The leaders of Greece and Germany struck a conciliatory note over efforts to keep Greece in the euro zone, boosting the region's currency and making oil more attractive.
Brent for May delivery was up 75 cents at US$55.18 a barrel by 1407 GMT, after earlier hitting a session low of US$53.55. The contract is set for a near 1 per cent rise this week.
US crude for April delivery rose US$1.69 to US$45.65 a barrel ahead of the contract's expiry later on Friday. "It is not so much a rally off the fundamentals. It is more that oil being supported by a weaker dollar." said Kash Kamal, an oil analyst at Sucden Financial.
"I won't be surprised if we closed higher today but I'd expect us to open lower at the start of next week given the bearish fundamentals of the market," he added.
Both benchmarks fell in early trading on worries of rising supplies from the Organization of the Petroleum Exporting Countries (Opec) and the United States.
"Continuously high Opec supplies, rising US production and inventories" left the market still looking for a floor, said Eugene Weinberg, Commerzbank's head of commodities research.

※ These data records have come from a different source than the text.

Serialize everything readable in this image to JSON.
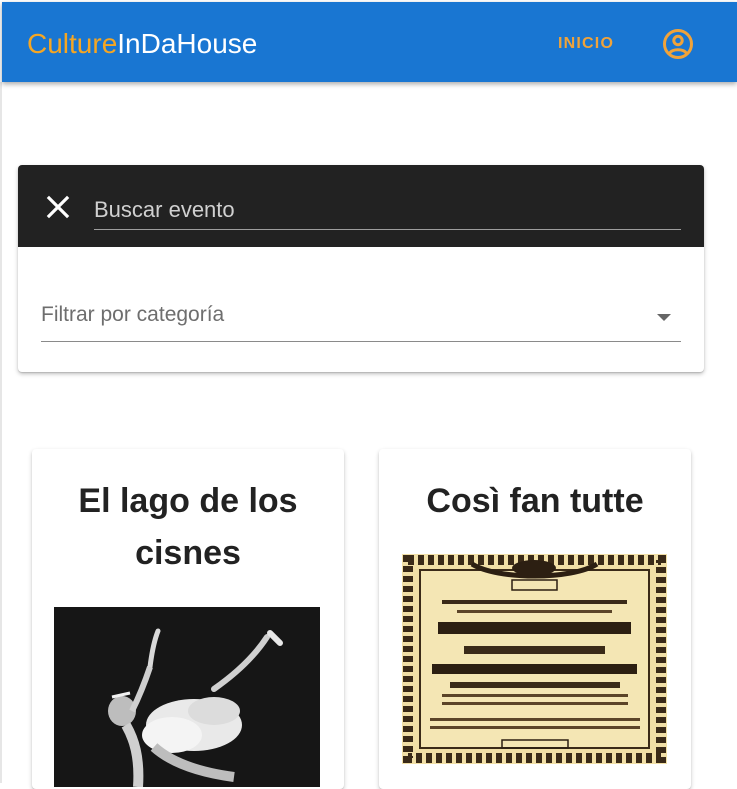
{
  "header": {
    "brand_accent": "Culture",
    "brand_rest": "InDaHouse",
    "nav_inicio": "INICIO",
    "account_icon": "account-circle-icon",
    "colors": {
      "bar": "#1976d2",
      "accent": "#f5a623"
    }
  },
  "search": {
    "placeholder": "Buscar evento",
    "close_icon": "close-icon",
    "bar_color": "#222222"
  },
  "filter": {
    "label": "Filtrar por categoría",
    "caret_icon": "arrow-drop-down-icon"
  },
  "events": [
    {
      "title": "El lago de los cisnes",
      "image": "ballet-dancer-photo"
    },
    {
      "title": "Così fan tutte",
      "image": "vintage-opera-poster"
    }
  ]
}
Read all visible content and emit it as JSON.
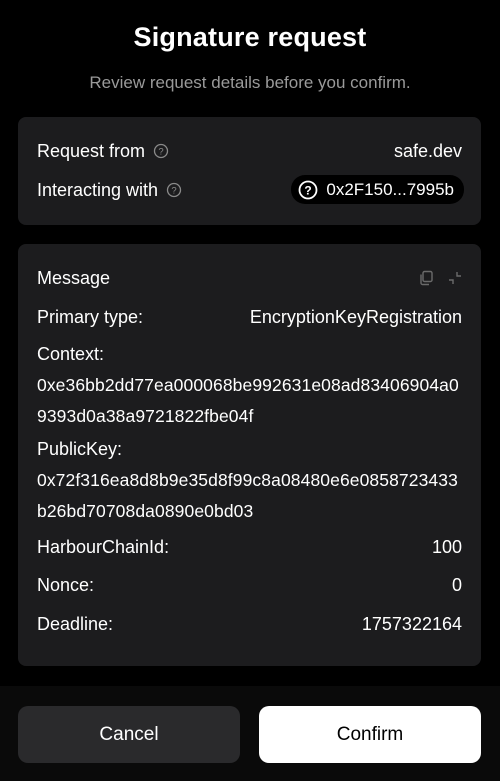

Mr Weinberg said he would not be surprised if the current month contract dropped to around US$50 in coming weeks.
Intensive efforts to clinch a deal between world powers and Iran over its nuclear programme fed concerns that freeing up its flow of oil exports would pile more pressure on the market.
But Iran was unlikely to be able to raise supplies in the short term even if a deal is struck, according to Amrita Sen, chief oil analyst at London-based consultancy Energy Aspects.

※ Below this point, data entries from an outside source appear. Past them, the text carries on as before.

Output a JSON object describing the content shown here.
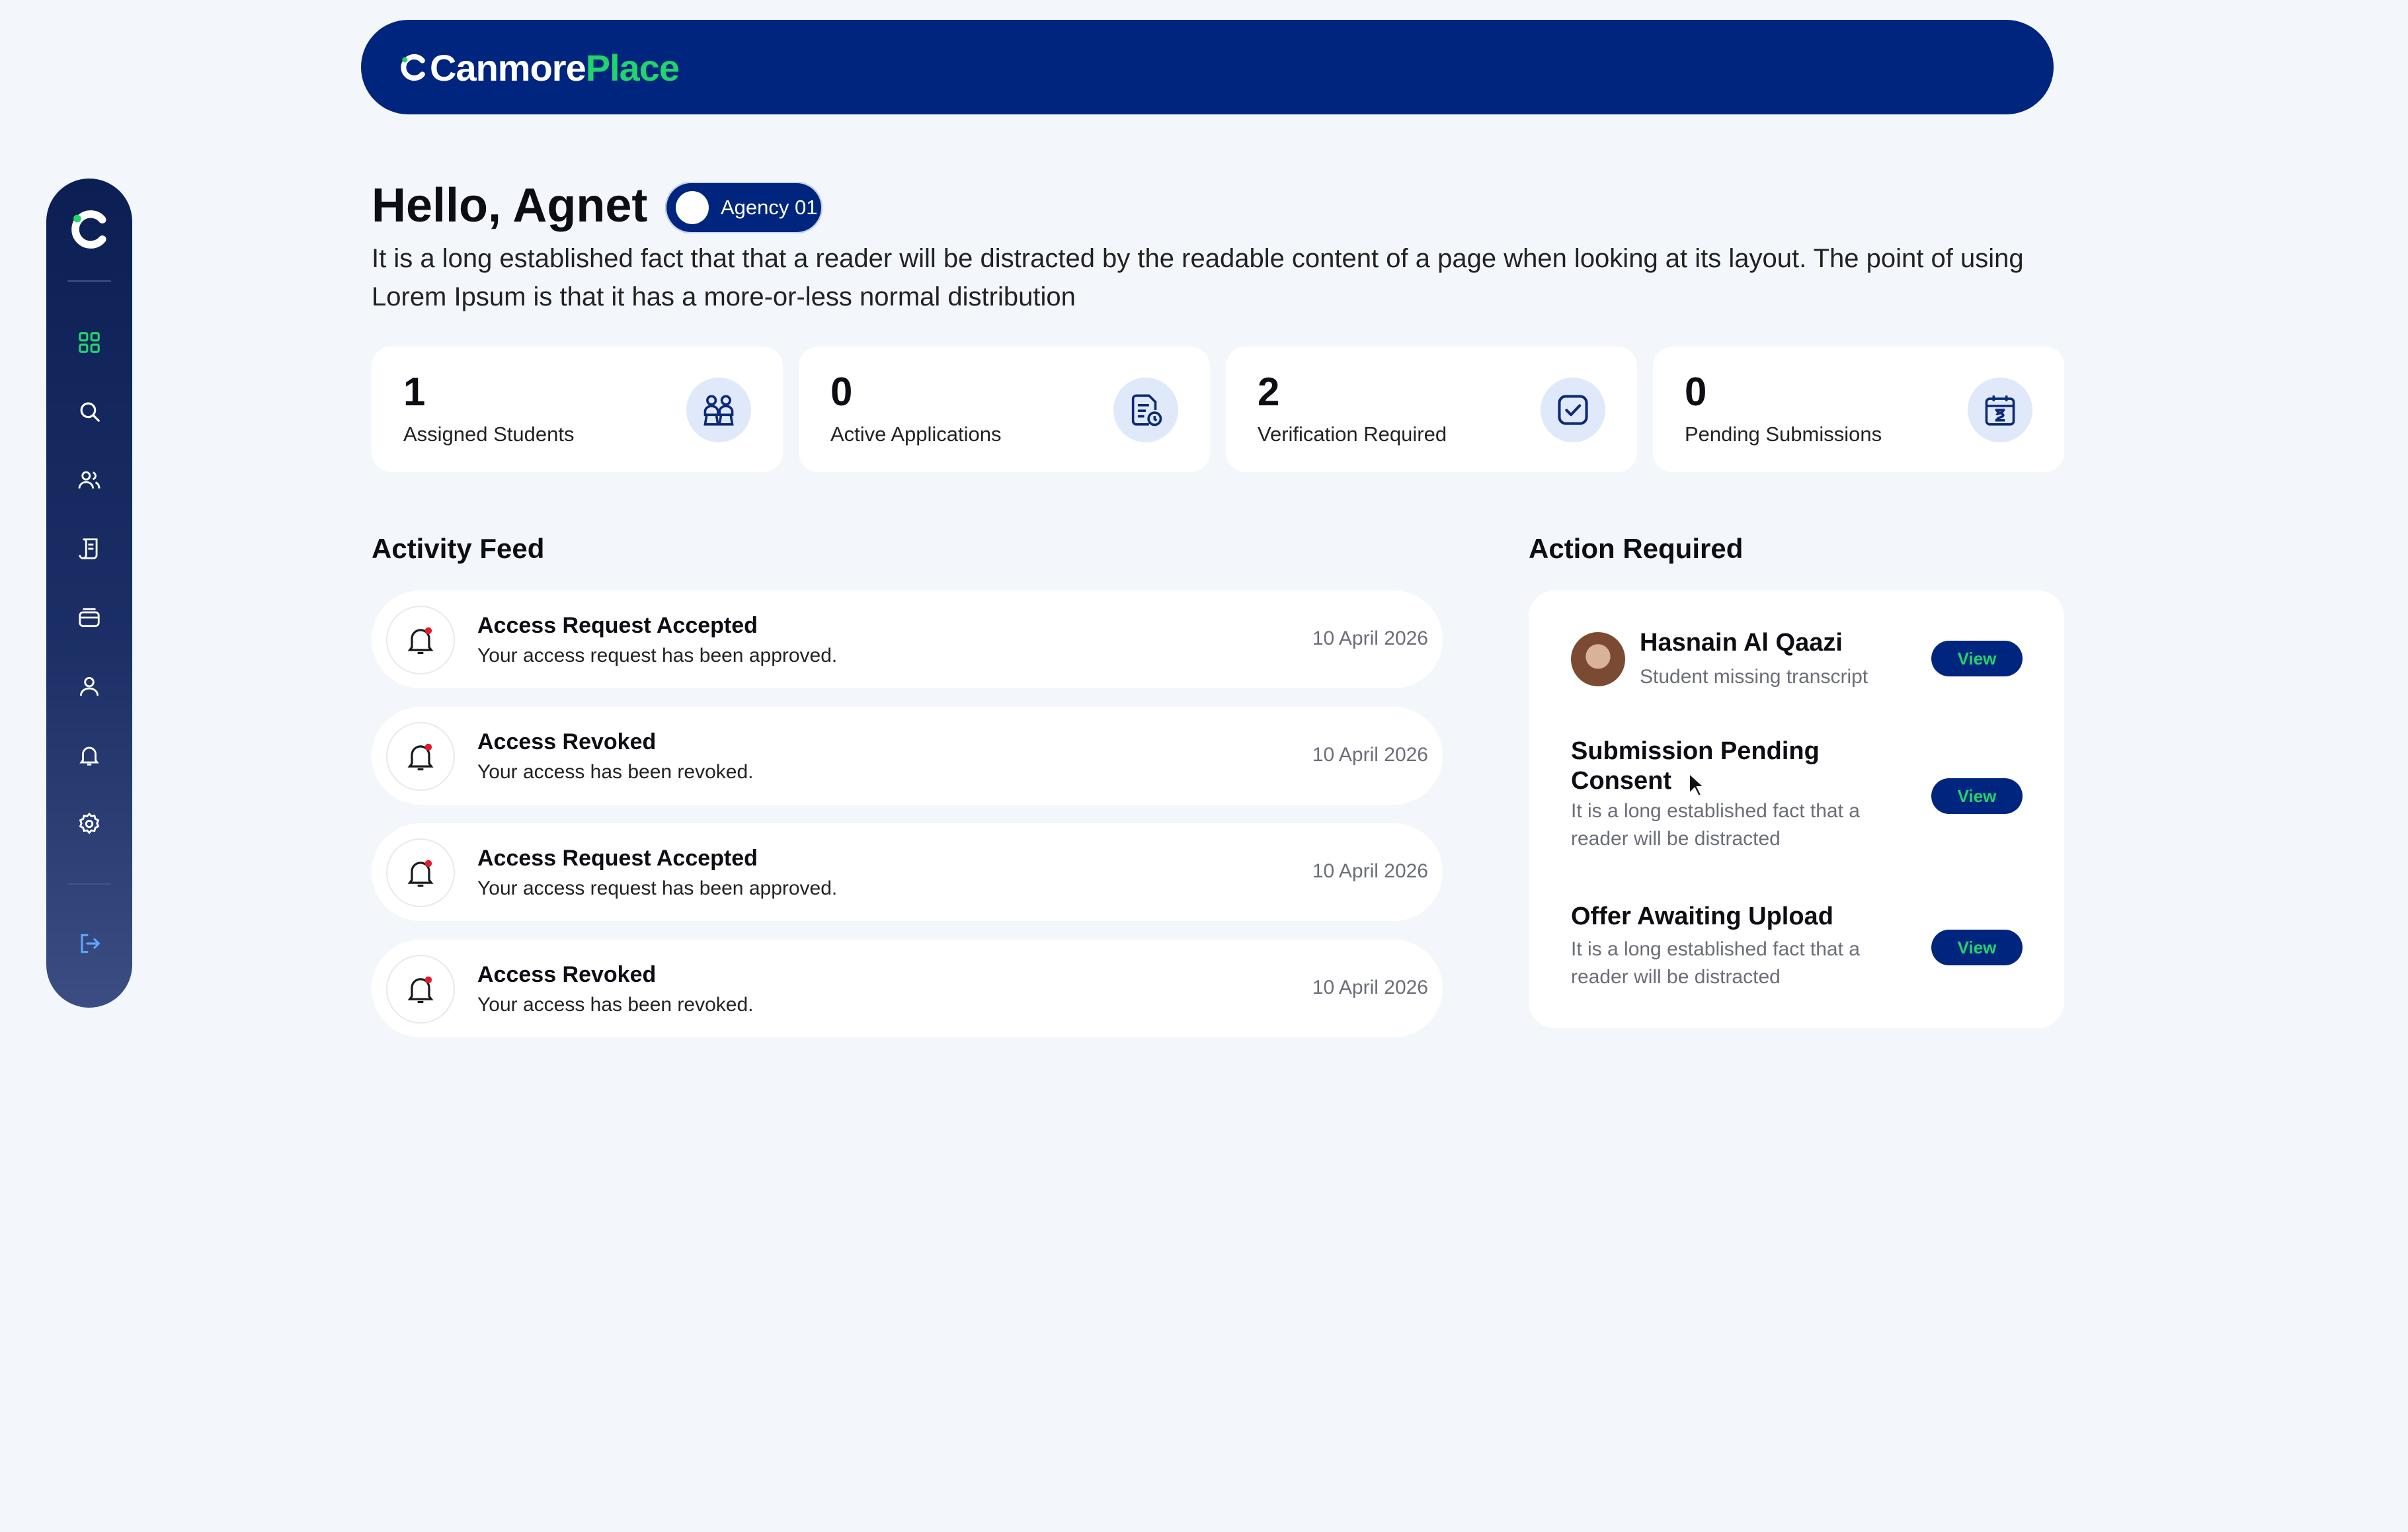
{
  "brand": {
    "name_part1": "Canmore",
    "name_part2": "Place",
    "accent": "#22d46b",
    "primary": "#00257e"
  },
  "sidebar": {
    "items": [
      {
        "icon": "dashboard-icon",
        "active": true
      },
      {
        "icon": "search-icon"
      },
      {
        "icon": "users-icon"
      },
      {
        "icon": "document-list-icon"
      },
      {
        "icon": "inbox-icon"
      },
      {
        "icon": "user-icon"
      },
      {
        "icon": "bell-icon"
      },
      {
        "icon": "gear-icon"
      },
      {
        "icon": "logout-icon"
      }
    ]
  },
  "greeting": {
    "title": "Hello, Agnet",
    "agency": "Agency 01",
    "intro": "It is a long established fact that that a reader will be distracted by the readable content of a page when looking at its layout. The point of using Lorem Ipsum is that it has a more-or-less normal distribution"
  },
  "stats": [
    {
      "value": "1",
      "label": "Assigned Students",
      "icon": "students-icon"
    },
    {
      "value": "0",
      "label": "Active Applications",
      "icon": "application-icon"
    },
    {
      "value": "2",
      "label": "Verification Required",
      "icon": "verify-check-icon"
    },
    {
      "value": "0",
      "label": "Pending Submissions",
      "icon": "calendar-pending-icon"
    }
  ],
  "activity": {
    "title": "Activity Feed",
    "items": [
      {
        "title": "Access Request Accepted",
        "subtitle": "Your access request has been approved.",
        "date": "10 April 2026"
      },
      {
        "title": "Access Revoked",
        "subtitle": "Your access has been revoked.",
        "date": "10 April 2026"
      },
      {
        "title": "Access Request Accepted",
        "subtitle": "Your access request has been approved.",
        "date": "10 April 2026"
      },
      {
        "title": "Access Revoked",
        "subtitle": "Your access has been revoked.",
        "date": "10 April 2026"
      }
    ]
  },
  "actions": {
    "title": "Action Required",
    "items": [
      {
        "title": "Hasnain Al Qaazi",
        "subtitle": "Student missing transcript",
        "button": "View"
      },
      {
        "title_line1": "Submission Pending",
        "title_line2": "Consent",
        "subtitle_line1": "It is a long established fact that a",
        "subtitle_line2": "reader will be distracted",
        "button": "View"
      },
      {
        "title": "Offer Awaiting Upload",
        "subtitle_line1": "It is a long established fact that a",
        "subtitle_line2": "reader will be distracted",
        "button": "View"
      }
    ]
  }
}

Analysts at Bank of America Merrill Lynch believe oil prices are unlikely to recover in the near term and will average US$52 a barrel in 2015 and US$58 a barrel in 2016.

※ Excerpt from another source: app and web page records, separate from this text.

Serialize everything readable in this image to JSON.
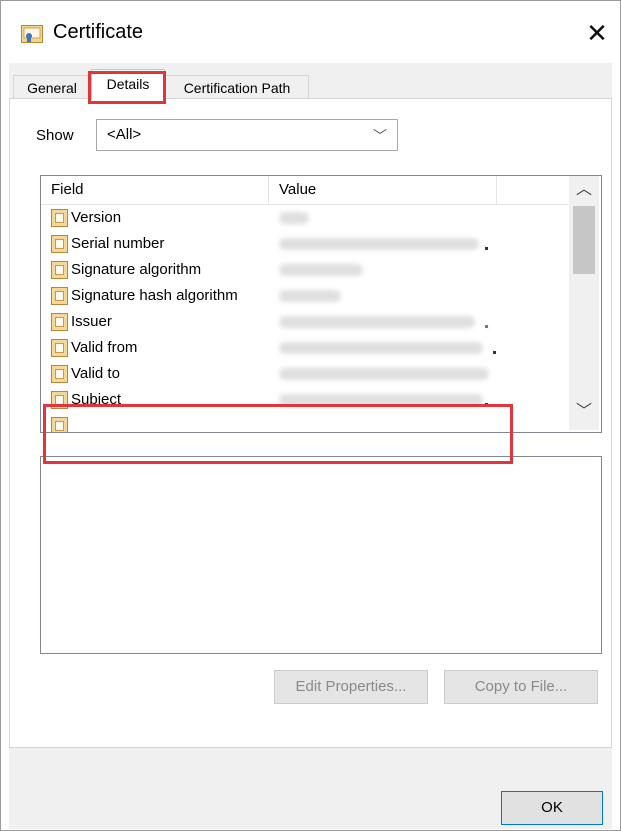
{
  "window": {
    "title": "Certificate",
    "title_icon": "certificate-icon",
    "close_glyph": "✕"
  },
  "tabs": [
    {
      "label": "General",
      "active": false
    },
    {
      "label": "Details",
      "active": true
    },
    {
      "label": "Certification Path",
      "active": false
    }
  ],
  "show": {
    "label": "Show",
    "value": "<All>"
  },
  "fields": {
    "headers": {
      "field": "Field",
      "value": "Value"
    },
    "rows": [
      {
        "field": "Version",
        "value_blurred": true
      },
      {
        "field": "Serial number",
        "value_blurred": true
      },
      {
        "field": "Signature algorithm",
        "value_blurred": true
      },
      {
        "field": "Signature hash algorithm",
        "value_blurred": true
      },
      {
        "field": "Issuer",
        "value_blurred": true
      },
      {
        "field": "Valid from",
        "value_blurred": true
      },
      {
        "field": "Valid to",
        "value_blurred": true
      },
      {
        "field": "Subject",
        "value_blurred": true
      }
    ]
  },
  "buttons": {
    "edit_properties": "Edit Properties...",
    "copy_to_file": "Copy to File...",
    "ok": "OK"
  },
  "annotations": {
    "highlight_color": "#e0363b"
  }
}
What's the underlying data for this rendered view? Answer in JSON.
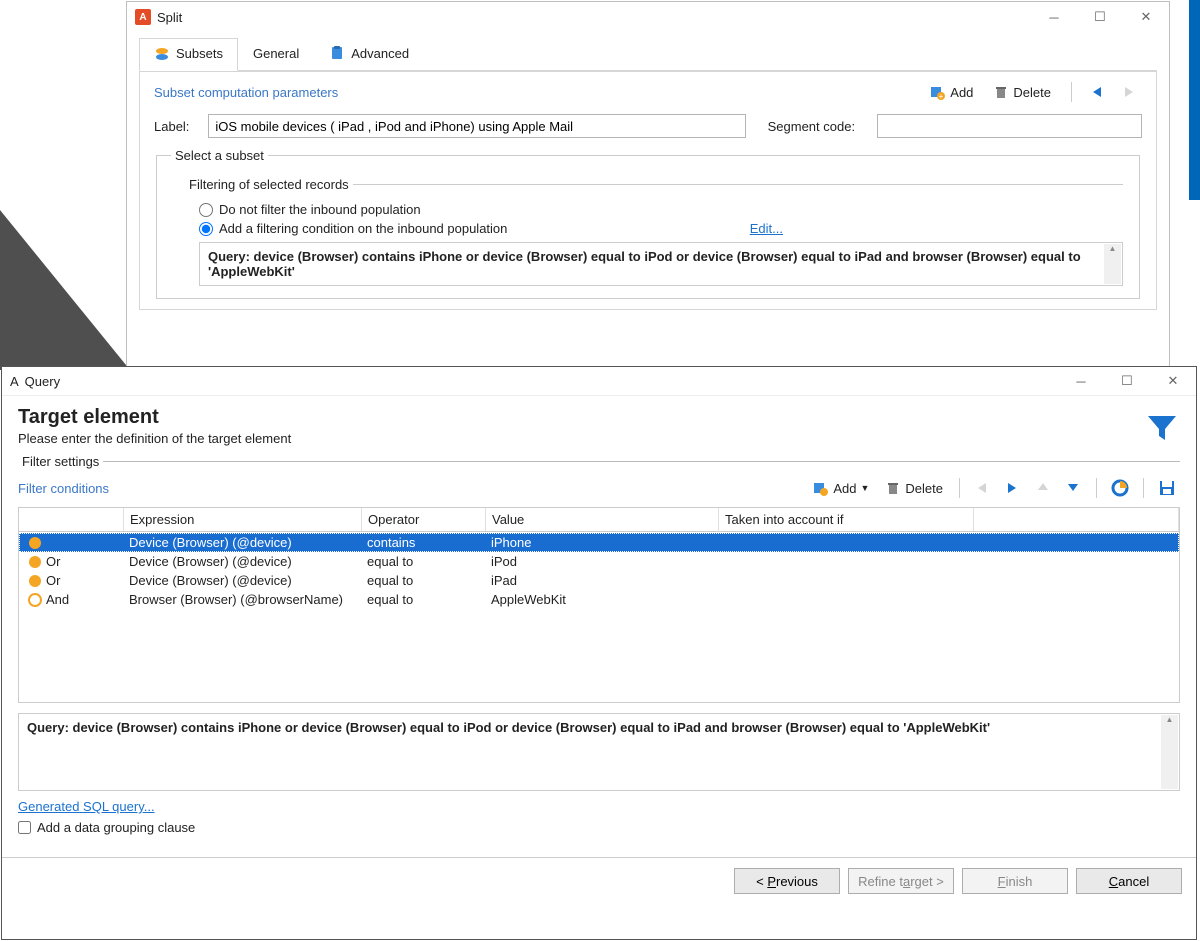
{
  "splitWindow": {
    "title": "Split",
    "tabs": {
      "subsets": "Subsets",
      "general": "General",
      "advanced": "Advanced"
    },
    "panelTitle": "Subset computation parameters",
    "addLabel": "Add",
    "deleteLabel": "Delete",
    "labelLabel": "Label:",
    "labelValue": "iOS mobile devices ( iPad , iPod and iPhone) using Apple Mail",
    "segmentCodeLabel": "Segment code:",
    "segmentCodeValue": "",
    "subsetLegend": "Select a subset",
    "filteringLegend": "Filtering of selected records",
    "radioNoFilter": "Do not filter the inbound population",
    "radioFilter": "Add a filtering condition on the inbound population",
    "editLink": "Edit...",
    "queryText": "Query: device (Browser) contains iPhone or device (Browser) equal to iPod or device (Browser) equal to iPad and browser (Browser) equal to 'AppleWebKit'"
  },
  "queryWindow": {
    "title": "Query",
    "heading": "Target element",
    "subheading": "Please enter the definition of the target element",
    "filterSettingsLegend": "Filter settings",
    "filterConditionsTitle": "Filter conditions",
    "addLabel": "Add",
    "deleteLabel": "Delete",
    "columns": {
      "logic": "",
      "expression": "Expression",
      "operator": "Operator",
      "value": "Value",
      "takenInto": "Taken into account if"
    },
    "rows": [
      {
        "logic": "",
        "expression": "Device (Browser) (@device)",
        "operator": "contains",
        "value": "iPhone",
        "tia": ""
      },
      {
        "logic": "Or",
        "expression": "Device (Browser) (@device)",
        "operator": "equal to",
        "value": "iPod",
        "tia": ""
      },
      {
        "logic": "Or",
        "expression": "Device (Browser) (@device)",
        "operator": "equal to",
        "value": "iPad",
        "tia": ""
      },
      {
        "logic": "And",
        "expression": "Browser (Browser) (@browserName)",
        "operator": "equal to",
        "value": "AppleWebKit",
        "tia": ""
      }
    ],
    "summary": "Query: device (Browser) contains iPhone or device (Browser) equal to iPod or device (Browser) equal to iPad and browser (Browser) equal to 'AppleWebKit'",
    "sqlLink": "Generated SQL query...",
    "groupingCheckboxLabel": "Add a data grouping clause",
    "groupingChecked": false,
    "buttons": {
      "previous": "< Previous",
      "refine": "Refine target >",
      "finish": "Finish",
      "cancel": "Cancel"
    }
  }
}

"This combination of a stronger dollar, a slowing China, and falling commodity prices is not going away any time soon. As the money runs dry and governance issues across emerging markets spring up, expect global oil demand to stay soft," BAML said.